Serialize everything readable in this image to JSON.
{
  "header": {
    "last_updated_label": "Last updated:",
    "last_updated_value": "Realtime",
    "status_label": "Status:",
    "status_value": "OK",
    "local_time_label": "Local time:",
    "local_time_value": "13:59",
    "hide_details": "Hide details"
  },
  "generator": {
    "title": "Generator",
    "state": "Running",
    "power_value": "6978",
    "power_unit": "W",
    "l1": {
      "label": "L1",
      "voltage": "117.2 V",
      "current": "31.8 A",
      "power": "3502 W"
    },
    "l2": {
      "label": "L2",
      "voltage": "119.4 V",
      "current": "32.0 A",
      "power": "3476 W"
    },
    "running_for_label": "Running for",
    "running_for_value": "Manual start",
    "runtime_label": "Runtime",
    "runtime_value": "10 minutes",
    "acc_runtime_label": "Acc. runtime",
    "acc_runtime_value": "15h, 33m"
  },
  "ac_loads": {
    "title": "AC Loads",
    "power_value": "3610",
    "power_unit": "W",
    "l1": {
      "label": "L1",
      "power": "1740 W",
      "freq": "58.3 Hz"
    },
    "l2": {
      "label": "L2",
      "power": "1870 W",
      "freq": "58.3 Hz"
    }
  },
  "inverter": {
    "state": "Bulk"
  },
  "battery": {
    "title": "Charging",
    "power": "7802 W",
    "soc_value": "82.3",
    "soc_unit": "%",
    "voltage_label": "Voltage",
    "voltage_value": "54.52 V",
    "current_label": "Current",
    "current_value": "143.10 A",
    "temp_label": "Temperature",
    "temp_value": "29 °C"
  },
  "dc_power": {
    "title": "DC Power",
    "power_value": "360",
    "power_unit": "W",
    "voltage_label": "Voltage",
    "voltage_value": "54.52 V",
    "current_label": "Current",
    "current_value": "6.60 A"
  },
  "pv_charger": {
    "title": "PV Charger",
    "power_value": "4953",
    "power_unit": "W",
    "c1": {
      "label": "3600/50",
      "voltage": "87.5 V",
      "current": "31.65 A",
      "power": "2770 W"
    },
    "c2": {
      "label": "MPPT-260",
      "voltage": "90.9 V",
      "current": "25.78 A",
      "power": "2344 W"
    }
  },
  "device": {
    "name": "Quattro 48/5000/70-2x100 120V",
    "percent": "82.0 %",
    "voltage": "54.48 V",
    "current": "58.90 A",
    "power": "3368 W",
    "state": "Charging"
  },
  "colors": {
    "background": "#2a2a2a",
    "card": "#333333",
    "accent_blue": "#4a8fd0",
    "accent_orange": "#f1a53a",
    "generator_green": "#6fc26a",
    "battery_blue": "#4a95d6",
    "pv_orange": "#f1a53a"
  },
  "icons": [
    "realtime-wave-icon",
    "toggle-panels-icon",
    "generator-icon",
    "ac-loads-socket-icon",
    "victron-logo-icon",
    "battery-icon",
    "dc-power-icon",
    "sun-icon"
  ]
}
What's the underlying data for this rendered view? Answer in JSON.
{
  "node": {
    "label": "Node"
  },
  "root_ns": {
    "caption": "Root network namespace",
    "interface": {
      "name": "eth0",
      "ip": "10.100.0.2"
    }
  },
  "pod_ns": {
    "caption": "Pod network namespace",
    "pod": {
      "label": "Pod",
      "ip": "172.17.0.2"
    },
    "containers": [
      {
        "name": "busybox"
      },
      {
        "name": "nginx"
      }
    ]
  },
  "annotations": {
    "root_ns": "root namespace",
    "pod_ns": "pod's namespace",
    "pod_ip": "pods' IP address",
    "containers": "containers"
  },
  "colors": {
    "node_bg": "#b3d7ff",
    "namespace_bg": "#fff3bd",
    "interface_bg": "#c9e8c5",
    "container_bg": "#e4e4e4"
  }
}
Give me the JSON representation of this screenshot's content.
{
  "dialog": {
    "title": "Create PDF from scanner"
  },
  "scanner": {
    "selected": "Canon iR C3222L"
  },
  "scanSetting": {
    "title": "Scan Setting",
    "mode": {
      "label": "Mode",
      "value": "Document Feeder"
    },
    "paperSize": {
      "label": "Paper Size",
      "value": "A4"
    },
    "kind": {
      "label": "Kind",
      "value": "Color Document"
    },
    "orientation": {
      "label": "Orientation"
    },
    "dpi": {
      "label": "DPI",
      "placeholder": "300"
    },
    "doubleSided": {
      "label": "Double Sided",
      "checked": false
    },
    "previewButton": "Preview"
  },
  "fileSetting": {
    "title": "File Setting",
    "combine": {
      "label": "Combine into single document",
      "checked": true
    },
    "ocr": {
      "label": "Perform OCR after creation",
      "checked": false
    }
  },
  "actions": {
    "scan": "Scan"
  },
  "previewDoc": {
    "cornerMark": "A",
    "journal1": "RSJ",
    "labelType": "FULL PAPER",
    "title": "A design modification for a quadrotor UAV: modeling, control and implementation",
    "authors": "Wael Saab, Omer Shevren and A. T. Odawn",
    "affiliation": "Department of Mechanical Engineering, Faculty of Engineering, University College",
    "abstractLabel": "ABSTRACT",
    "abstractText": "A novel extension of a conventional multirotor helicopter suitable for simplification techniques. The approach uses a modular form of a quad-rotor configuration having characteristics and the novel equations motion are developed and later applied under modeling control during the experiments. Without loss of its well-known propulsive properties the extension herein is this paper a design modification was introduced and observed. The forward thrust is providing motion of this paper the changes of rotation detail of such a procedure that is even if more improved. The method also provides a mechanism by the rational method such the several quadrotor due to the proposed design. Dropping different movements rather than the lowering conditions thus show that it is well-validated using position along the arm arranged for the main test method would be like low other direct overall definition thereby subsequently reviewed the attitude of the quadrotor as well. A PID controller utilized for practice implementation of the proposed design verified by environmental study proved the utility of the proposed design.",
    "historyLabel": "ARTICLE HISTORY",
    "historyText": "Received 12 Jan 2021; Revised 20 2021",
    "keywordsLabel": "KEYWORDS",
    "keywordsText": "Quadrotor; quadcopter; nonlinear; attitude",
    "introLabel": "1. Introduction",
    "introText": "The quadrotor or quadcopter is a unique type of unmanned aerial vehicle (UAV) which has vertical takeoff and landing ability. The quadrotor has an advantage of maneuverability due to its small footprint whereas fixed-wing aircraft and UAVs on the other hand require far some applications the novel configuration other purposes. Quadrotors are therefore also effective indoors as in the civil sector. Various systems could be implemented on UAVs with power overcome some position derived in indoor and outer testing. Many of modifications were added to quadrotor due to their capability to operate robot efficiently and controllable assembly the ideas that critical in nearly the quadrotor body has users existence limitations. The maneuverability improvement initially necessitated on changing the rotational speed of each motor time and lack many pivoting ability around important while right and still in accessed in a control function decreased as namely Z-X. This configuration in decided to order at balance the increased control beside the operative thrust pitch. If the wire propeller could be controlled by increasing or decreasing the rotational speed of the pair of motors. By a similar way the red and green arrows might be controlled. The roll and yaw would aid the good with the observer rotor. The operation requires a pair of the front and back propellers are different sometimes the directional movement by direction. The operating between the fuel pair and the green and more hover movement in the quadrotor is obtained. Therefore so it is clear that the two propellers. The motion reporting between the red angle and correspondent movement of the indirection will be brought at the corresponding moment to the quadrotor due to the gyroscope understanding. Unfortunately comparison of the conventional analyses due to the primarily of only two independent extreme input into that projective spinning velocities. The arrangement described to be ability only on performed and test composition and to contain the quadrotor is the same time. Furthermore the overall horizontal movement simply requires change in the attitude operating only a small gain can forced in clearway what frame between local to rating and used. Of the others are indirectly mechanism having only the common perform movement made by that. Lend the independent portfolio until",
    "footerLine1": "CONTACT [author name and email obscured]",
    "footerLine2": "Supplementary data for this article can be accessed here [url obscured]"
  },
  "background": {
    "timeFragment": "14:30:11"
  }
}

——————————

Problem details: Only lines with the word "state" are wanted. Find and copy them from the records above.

Solution to the problem:
    "state": "Running",
    "state": "Bulk"
    "state": "Charging"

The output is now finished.